In theory, the idea sounds good: expand the Medicare drug benefit so seniors can avoid costly hospitalizations and the government can save money. Or so President Clinton is likely to argue when he announces his long-expected proposal to add a new Medicare prescription drug benefit.
But the reality is likely to be much less pleasant. Expanding the drug benefit--an idea Clinton disclosed in his last State of the Union message--is likely to cost big bucks, and Congress had darn well better understand the consequences of unleashing this scheme.
History has repeatedly shown that entitlement programs end up costing substantially more than originally projected. So rather than reducing costs, a proposed Medicare drug benefit could constitute a raid on the treasury of this popular social program.
Clinton reportedly believes pharmacy-benefit managers could keep costs down by obtaining discounts from drug manufacturers and drugstores and preventing overuse of prescription medications. But evidence suggests a possible disaster:
- Soaring drug costs currently plague Medicare risk plans, which cover more than 6 million beneficiaries. Pullouts from numerous markets have caused disruption and reduced coverage for many beneficiaries.
- The effects of exploding drug costs extend far beyond Medicare. Physicians who have accepted capitated payments are struggling to contain drug costs (see story on page 36).
- Direct-to-consumer advertising campaigns are putting excessive pressure on doctors to prescribe costly drugs that patients demand. By now, everyone has heard the tale of the Viagra frenzy.
Even earmarking some of the federal budget surplus for Medicare and levying a modest premium on beneficiaries may not prevent more costs being added to a program already facing serious solvency problems.
Before plunging into such dangerous waters, the government should launch a pilot program to measure the impact of any new entitlement. Establishing payment tiers would allow beneficiaries access to more expensive drugs if they are willing to pay higher out-of-pocket costs. Such a payment structure may help dampen demand for "we-want-it-all" coverage.

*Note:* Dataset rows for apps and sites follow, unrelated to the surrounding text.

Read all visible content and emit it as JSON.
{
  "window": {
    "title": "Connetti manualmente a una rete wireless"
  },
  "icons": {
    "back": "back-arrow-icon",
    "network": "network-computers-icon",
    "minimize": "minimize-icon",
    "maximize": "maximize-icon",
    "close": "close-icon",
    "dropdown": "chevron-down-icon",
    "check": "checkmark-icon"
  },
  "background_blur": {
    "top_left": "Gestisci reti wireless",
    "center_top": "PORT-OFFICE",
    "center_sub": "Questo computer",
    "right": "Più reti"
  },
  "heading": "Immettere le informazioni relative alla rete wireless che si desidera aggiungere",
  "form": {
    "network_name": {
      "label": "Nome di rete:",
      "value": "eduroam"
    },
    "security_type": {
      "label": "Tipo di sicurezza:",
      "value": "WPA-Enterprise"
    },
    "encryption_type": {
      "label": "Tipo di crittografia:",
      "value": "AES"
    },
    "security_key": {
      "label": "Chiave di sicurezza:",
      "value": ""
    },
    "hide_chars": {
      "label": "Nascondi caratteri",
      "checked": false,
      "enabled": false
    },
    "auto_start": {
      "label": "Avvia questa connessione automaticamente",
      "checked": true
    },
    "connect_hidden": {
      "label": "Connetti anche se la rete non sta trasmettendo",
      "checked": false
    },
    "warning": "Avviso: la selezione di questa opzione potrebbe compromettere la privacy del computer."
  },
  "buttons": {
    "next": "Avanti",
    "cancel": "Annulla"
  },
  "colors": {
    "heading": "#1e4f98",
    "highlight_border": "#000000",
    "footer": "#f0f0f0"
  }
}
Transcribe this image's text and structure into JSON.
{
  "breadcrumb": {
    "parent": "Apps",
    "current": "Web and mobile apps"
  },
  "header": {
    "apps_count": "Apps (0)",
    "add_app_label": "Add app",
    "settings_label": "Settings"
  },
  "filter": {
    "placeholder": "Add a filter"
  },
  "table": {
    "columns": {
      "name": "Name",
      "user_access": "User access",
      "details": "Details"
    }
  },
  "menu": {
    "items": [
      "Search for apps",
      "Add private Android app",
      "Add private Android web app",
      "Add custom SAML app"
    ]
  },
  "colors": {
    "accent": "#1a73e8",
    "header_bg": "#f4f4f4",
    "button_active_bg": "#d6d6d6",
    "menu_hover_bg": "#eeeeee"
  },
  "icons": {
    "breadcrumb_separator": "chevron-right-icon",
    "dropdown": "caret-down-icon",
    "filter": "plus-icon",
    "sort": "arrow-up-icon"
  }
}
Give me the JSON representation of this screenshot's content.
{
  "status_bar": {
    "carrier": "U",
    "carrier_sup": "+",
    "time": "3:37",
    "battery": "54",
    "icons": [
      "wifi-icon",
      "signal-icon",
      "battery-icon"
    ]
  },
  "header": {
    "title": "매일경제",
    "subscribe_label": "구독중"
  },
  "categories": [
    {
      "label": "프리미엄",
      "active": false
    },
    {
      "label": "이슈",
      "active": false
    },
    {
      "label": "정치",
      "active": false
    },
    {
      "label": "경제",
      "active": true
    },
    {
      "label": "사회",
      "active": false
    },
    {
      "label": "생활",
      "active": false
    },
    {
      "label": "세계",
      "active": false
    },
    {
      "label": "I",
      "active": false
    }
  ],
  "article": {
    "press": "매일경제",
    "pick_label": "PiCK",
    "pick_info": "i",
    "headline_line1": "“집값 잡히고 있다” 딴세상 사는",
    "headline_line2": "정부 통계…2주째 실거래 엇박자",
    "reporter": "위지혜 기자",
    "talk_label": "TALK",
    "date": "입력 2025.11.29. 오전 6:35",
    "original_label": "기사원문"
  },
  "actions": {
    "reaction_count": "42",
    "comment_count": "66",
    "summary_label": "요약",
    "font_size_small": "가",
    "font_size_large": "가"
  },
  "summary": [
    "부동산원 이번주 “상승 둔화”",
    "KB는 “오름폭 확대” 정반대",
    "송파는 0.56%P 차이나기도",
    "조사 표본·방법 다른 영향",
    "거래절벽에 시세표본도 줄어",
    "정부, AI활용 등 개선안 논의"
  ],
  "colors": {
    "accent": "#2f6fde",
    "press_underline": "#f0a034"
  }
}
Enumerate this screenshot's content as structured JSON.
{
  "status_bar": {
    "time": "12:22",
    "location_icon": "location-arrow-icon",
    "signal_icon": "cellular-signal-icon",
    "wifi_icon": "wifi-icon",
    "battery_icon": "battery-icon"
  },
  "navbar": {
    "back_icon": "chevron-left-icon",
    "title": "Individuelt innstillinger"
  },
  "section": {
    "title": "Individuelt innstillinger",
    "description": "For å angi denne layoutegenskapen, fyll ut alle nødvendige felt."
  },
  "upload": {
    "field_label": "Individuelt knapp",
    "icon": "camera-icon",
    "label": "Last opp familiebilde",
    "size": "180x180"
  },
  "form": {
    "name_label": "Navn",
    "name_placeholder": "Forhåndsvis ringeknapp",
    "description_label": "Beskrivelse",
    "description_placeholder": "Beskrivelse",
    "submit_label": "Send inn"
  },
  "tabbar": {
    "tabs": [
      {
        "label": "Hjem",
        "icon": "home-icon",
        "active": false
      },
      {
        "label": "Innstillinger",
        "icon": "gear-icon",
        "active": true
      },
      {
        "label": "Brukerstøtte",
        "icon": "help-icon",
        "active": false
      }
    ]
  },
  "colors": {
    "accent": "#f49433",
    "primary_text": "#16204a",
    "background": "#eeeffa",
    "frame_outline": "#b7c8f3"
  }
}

For physician executives concerned about the future of Medicare, this is an important topic to weigh in on.